Lowering interest rates and quantitative easing are “incentives.” Incentives work when there is pent-up demand for a product, but are much less effective when everyone always has what you’re offering.
Bill Bonner had the best explanation:
“Investors’ animal spirits were titillated brought last week by the Fed, which — in the wake of a deteriorating economy — seems ready to shift to Mistake No. 3 even before it has completed Mistake No. 2.
You’ll recall that Mistake No. 2 is raising interest rates to try to mitigate the damage done by Mistake No. 1 (leaving rates too low for too long). Mistake No. 3 is dropping them too sharply to try to undo the damage caused by Mistake No. 2.”

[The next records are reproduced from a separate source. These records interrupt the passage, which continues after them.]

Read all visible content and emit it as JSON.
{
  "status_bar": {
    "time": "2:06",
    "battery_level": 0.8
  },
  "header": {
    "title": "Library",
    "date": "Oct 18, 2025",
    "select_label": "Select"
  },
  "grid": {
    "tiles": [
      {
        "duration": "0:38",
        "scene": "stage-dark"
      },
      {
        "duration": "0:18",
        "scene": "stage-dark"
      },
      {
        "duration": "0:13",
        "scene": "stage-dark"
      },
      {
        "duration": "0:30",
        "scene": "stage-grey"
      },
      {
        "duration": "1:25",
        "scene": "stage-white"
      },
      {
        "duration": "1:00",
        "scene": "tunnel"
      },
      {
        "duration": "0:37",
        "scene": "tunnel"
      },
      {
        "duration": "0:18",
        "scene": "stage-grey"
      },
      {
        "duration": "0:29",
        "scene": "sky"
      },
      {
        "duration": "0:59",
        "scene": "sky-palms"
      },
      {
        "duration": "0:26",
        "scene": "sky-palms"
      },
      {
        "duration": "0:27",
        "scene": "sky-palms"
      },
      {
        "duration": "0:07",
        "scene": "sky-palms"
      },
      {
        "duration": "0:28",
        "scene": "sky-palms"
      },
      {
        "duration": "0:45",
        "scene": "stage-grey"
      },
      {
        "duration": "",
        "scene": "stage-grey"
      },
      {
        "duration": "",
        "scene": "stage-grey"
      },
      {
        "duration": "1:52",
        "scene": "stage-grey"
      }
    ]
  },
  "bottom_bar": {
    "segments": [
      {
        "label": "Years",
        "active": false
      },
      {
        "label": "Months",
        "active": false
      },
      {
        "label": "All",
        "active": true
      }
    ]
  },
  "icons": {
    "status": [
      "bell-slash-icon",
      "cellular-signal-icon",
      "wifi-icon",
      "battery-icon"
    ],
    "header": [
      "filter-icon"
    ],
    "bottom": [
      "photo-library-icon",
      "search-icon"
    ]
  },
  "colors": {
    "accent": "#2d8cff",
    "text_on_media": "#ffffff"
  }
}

The red shaded bars denote the last two times that markets hit “all-time” highs coincident with an ongoing “sell signal” as denoted by the yellow circles. In both previous cases, the subsequent rally, while failing to hit new highs, almost reversed the sell signal before the markets turned lower again. While I am not suggesting that current market action will play out in the same fashion, it is worth considering before getting aggressively long-biased at this juncture.
More importantly, just about every other major index is NOT CONFIRMING the S&P 500’s new highs. Small, Mid, International, and Emerging Markets are all suggesting that something isn’t quite right, and even the “tech heavy” Nasdaq has failed to set new highs so far.
So, what is pushing the S&P 500 index to new heights. It has primarily been the rotation into “defensive positioning,” which also suggests a “risk off” mood by investors. (This rotation is something we recommended to our clients in Mid-may.)
The risk is that the current breakout is another failed attempt in this 18-month long consolidation process. The chart below shows a more concerning backdrop. As noted above, it is when the 10-year less the 2-year yield spread starts to increase, combined with a monthly “sell signal,” which as denoted major turning points in the market.
Therefore, we don’t recommend buying the breakout just yet.
Why aren’t we getting more bearish in our positioning?
Simply because the market has done nothing wrong as of yet.
If the market can breakout, and confirm new highs, then a push towards 3100 is likely.
However, such a move would only likely be temporary and would only serve to further inflate current overvaluation and extensions of the market. Such will exacerbate the expected decline in late summer and early fall.
We suggest maintaining a long-equity base in portfolios, but continue to carry both higher levels of cash and hedges against a pickup in volatility. (We added Gold and Goldminers a couple of months ago for this very reason.)
Stay long for now, but I would not get too comfortable.